Aim 2 A will examine the expression levels of exhaustion and senescent markers and the intracellular production of cytokines associated with the senescence-associated secretory phenotype (SASP) in lymphocytess from HCV-infected, treated HIV-infected, and elderly patients by flow cytometry.
Aim 2 B will examine the recovery and normalization of immune function, longitudinally, in HIV-infected patients after initiation of ART and in HCV-infected patients after initiation of IFN-free direct-acting antiviral therapy.
In Aim 3 we will use a mouse model of chronic viral infection (LCMV) to determine the effect of late blockade of IL-6 and IL-1? on the development of exhausted and senescent T cells, and the recovery of T cell function and proliferative ability. The candidate's long term goals are to understand the effects of chronic inflammation on health, the mechanisms by which the immune system maintains homeostasis, and how inflammation disrupts the ability of the immune system to reestablish homeostasis after infection and during aging. This focus supports a growing need nationwide to advance our understanding and develop therapeutic strategies in the aging veteran population with and without chronic viral infection. The candidate's career goals are to use this Career Development Award to successfully transition to an independent investigator at the Louis Stokes Cleveland VAMC, and to establish a productive, thriving, national leading research program in the VA system.
Chronic systemic inflammation is associated with immune dysfunction and morbidities in the elderly, treated HIV infection, and HCV infection. Nearly 4 million Americans are infected with HCV and the mean age of the Veteran HCV population is 65 years. The VA is the largest single provider of HIV care in the US. The median age of HIV-infected veterans in care at our local VA is near 60 years. Even with successful antiretroviral therapy, chronic HIV infection is associated with increased mortality and morbidity. We propose that circulating inflammatory proteins drive immune exhaustion and senescence and contribute to the immune dysfunction seen in these patient groups. This proposal will provide mechanistic insight for inflammatory cytokine induction of immune exhaustion and senescence, and as a result, elucidate therapeutic targets to avert comorbidities and improve immune health in populations of virally infected elderly veterans.

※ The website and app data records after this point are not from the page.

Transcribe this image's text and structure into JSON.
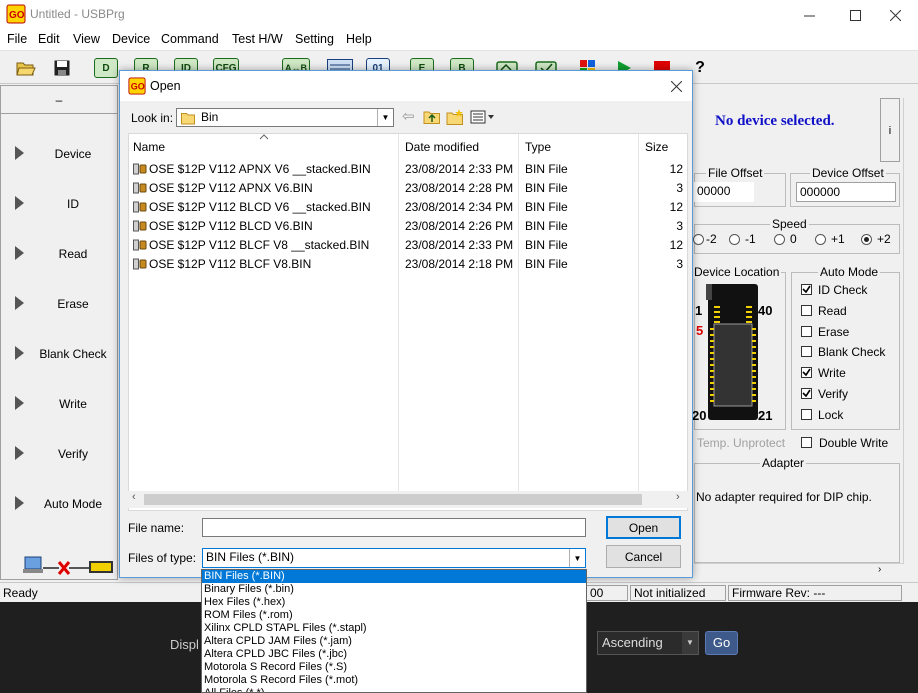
{
  "window": {
    "title": "Untitled - USBPrg",
    "controls": [
      "minimize",
      "maximize",
      "close"
    ]
  },
  "menubar": [
    "File",
    "Edit",
    "View",
    "Device",
    "Command",
    "Test H/W",
    "Setting",
    "Help"
  ],
  "toolbar": {
    "buttons": [
      "open-file-icon",
      "save-icon",
      "device-chip-icon",
      "read-chip-icon",
      "id-chip-icon",
      "cfg-chip-icon",
      "a-b-icon",
      "hex-view-icon",
      "binary-icon",
      "erase-chip-icon",
      "blank-chip-icon",
      "write-chip-icon",
      "verify-chip-icon",
      "color-grid-icon",
      "run-icon",
      "stop-icon",
      "help-icon"
    ],
    "chip_labels": {
      "d": "D",
      "r": "R",
      "id": "ID",
      "cfg": "CFG",
      "ab": "A↔B",
      "bin": "01",
      "e": "E",
      "b": "B"
    },
    "help_label": "?"
  },
  "left_panel": {
    "header": "–",
    "operations": [
      "Device",
      "ID",
      "Read",
      "Erase",
      "Blank Check",
      "Write",
      "Verify",
      "Auto Mode"
    ]
  },
  "right_panel": {
    "device_status": "No device selected.",
    "info_button": "i",
    "file_offset_label": "File Offset",
    "file_offset_value": "00000",
    "device_offset_label": "Device Offset",
    "device_offset_value": "000000",
    "speed_label": "Speed",
    "speed_options": [
      "-2",
      "-1",
      "0",
      "+1",
      "+2"
    ],
    "speed_selected": "+2",
    "device_location_label": "Device Location",
    "pin_labels": {
      "top_left": "1",
      "top_right": "40",
      "bottom_left": "20",
      "bottom_right": "21",
      "marker": "5"
    },
    "temp_unprotect": "Temp. Unprotect",
    "auto_mode_label": "Auto Mode",
    "auto_mode_options": [
      {
        "label": "ID Check",
        "checked": true
      },
      {
        "label": "Read",
        "checked": false
      },
      {
        "label": "Erase",
        "checked": false
      },
      {
        "label": "Blank Check",
        "checked": false
      },
      {
        "label": "Write",
        "checked": true
      },
      {
        "label": "Verify",
        "checked": true
      },
      {
        "label": "Lock",
        "checked": false
      }
    ],
    "double_write_label": "Double Write",
    "adapter_label": "Adapter",
    "adapter_text": "No adapter required for DIP chip."
  },
  "statusbar": {
    "ready": "Ready",
    "count": "00",
    "init_status": "Not initialized",
    "firmware": "Firmware Rev: ---"
  },
  "dark_strip": {
    "partial_label": "Displ",
    "sort_value": "Ascending",
    "go_label": "Go"
  },
  "dialog": {
    "title": "Open",
    "look_in_label": "Look in:",
    "look_in_value": "Bin",
    "columns": [
      "Name",
      "Date modified",
      "Type",
      "Size"
    ],
    "files": [
      {
        "name": "OSE $12P V112 APNX V6 __stacked.BIN",
        "date": "23/08/2014 2:33 PM",
        "type": "BIN File",
        "size": "12"
      },
      {
        "name": "OSE $12P V112 APNX V6.BIN",
        "date": "23/08/2014 2:28 PM",
        "type": "BIN File",
        "size": "3"
      },
      {
        "name": "OSE $12P V112 BLCD V6 __stacked.BIN",
        "date": "23/08/2014 2:34 PM",
        "type": "BIN File",
        "size": "12"
      },
      {
        "name": "OSE $12P V112 BLCD V6.BIN",
        "date": "23/08/2014 2:26 PM",
        "type": "BIN File",
        "size": "3"
      },
      {
        "name": "OSE $12P V112 BLCF V8 __stacked.BIN",
        "date": "23/08/2014 2:33 PM",
        "type": "BIN File",
        "size": "12"
      },
      {
        "name": "OSE $12P V112 BLCF V8.BIN",
        "date": "23/08/2014 2:18 PM",
        "type": "BIN File",
        "size": "3"
      }
    ],
    "file_name_label": "File name:",
    "file_name_value": "",
    "files_of_type_label": "Files of type:",
    "files_of_type_value": "BIN Files (*.BIN)",
    "open_button": "Open",
    "cancel_button": "Cancel",
    "type_options": [
      "BIN Files (*.BIN)",
      "Binary Files (*.bin)",
      "Hex Files (*.hex)",
      "ROM Files (*.rom)",
      "Xilinx CPLD STAPL Files (*.stapl)",
      "Altera CPLD JAM Files (*.jam)",
      "Altera CPLD JBC Files (*.jbc)",
      "Motorola S Record Files (*.S)",
      "Motorola S Record Files (*.mot)",
      "All Files (*.*)"
    ]
  }
}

|Kostadinova, Lenche; Shive, Carey L; Zebrowski, Elizabeth et al. (2018) Soluble Markers of Immune Activation Differentially Normalize and Selectively Associate with Improvement in AST, ALT, Albumin, and Transient Elastography During IFN-Free HCV Therapy. Pathog Immun 3:149-163|

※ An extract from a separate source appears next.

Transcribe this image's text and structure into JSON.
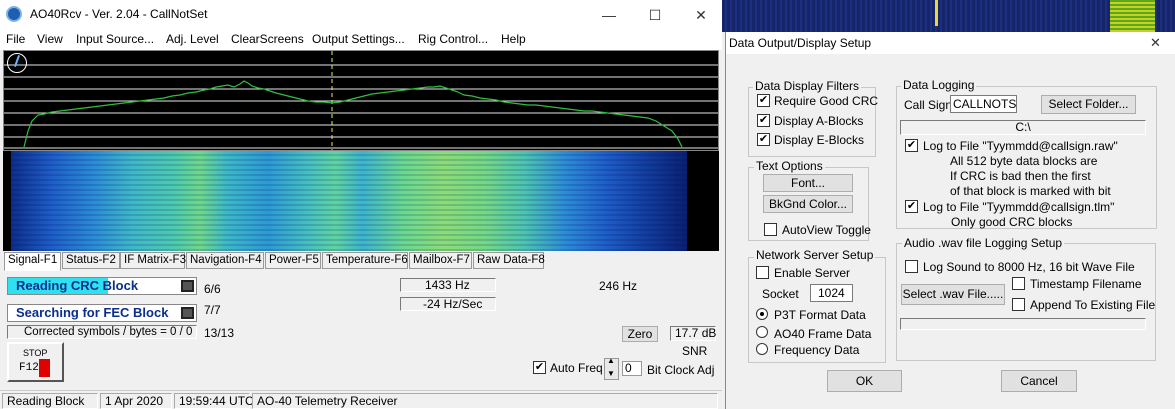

|Shive, Carey L; Judge, Chelsey J; Clagett, Brian et al. (2018) Pre-vaccine plasma levels of soluble inflammatory indices negatively predict responses to HAV, HBV, and tetanus vaccines in HCV and HIV infection. Vaccine 36:453-460|

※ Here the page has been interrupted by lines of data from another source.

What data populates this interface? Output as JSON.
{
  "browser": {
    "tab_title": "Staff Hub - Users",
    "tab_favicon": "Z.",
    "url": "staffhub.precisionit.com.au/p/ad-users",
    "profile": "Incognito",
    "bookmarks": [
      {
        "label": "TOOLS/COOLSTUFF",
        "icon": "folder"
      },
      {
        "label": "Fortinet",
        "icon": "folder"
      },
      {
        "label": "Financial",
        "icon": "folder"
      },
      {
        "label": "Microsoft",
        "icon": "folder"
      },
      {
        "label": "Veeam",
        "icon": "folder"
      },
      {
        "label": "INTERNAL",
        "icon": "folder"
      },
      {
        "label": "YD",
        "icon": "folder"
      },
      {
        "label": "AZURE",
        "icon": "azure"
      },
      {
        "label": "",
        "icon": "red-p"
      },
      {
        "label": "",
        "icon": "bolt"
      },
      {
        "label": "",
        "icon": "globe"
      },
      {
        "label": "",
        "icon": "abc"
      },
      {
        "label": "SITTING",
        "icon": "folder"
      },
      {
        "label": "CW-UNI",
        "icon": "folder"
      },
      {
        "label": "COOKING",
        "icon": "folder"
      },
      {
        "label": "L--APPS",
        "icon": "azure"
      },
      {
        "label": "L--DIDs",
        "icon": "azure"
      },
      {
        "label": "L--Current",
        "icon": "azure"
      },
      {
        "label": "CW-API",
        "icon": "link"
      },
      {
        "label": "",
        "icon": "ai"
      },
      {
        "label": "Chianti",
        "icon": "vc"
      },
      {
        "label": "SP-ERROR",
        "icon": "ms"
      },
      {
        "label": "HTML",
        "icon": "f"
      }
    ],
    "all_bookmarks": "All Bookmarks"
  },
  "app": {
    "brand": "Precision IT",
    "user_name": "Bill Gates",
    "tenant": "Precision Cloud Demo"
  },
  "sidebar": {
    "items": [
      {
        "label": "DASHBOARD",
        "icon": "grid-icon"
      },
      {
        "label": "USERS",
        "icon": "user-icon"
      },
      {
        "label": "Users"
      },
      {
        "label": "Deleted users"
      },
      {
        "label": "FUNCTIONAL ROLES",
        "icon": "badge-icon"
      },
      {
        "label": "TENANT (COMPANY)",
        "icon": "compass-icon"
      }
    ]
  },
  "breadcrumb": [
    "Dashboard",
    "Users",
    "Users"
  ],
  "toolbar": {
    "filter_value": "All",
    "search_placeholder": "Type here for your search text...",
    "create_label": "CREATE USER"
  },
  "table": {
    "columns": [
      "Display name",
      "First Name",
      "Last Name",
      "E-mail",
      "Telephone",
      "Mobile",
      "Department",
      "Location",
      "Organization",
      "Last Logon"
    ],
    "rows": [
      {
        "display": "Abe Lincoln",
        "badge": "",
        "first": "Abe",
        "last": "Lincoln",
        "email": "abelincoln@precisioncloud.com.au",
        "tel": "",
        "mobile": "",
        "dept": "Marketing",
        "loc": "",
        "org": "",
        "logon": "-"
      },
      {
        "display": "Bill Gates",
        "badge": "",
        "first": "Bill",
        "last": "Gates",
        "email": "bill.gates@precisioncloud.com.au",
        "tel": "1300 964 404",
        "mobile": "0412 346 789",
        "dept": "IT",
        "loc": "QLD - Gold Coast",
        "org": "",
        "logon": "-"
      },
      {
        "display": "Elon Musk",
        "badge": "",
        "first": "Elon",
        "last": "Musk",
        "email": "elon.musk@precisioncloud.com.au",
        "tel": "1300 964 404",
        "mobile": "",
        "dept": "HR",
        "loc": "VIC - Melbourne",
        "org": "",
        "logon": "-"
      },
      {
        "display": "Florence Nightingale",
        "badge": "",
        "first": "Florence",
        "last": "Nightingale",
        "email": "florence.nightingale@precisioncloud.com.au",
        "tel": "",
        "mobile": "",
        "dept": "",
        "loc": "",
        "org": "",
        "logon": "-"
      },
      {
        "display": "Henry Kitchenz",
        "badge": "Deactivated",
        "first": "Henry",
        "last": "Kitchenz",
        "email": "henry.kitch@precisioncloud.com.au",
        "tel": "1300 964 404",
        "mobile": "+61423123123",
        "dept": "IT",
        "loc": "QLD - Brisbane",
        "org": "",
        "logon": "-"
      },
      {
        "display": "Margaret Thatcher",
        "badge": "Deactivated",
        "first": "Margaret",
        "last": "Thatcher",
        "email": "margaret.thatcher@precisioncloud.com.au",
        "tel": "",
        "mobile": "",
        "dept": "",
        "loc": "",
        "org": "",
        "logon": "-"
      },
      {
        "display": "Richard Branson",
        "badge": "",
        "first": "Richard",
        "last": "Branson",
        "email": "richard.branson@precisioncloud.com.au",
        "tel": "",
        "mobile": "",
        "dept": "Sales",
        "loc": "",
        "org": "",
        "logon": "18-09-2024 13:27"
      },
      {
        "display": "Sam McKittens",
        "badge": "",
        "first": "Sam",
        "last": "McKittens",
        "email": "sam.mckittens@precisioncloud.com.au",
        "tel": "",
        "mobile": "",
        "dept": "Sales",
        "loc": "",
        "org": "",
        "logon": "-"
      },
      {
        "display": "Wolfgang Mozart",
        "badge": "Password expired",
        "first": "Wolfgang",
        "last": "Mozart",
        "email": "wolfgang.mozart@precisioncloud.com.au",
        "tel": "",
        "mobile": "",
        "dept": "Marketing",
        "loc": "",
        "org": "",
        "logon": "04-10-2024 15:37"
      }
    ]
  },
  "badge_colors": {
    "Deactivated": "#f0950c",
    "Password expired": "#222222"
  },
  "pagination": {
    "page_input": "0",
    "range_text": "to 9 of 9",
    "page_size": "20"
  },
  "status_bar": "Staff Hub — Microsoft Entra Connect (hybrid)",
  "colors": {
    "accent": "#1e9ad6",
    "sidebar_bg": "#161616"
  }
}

|Younes, Souheil-Antoine; Talla, Aarthi; Pereira Ribeiro, Susan et al. (2018) Cycling CD4+ T cells in HIV-infected immune nonresponders have mitochondrial dysfunction. J Clin Invest 128:5083-5094|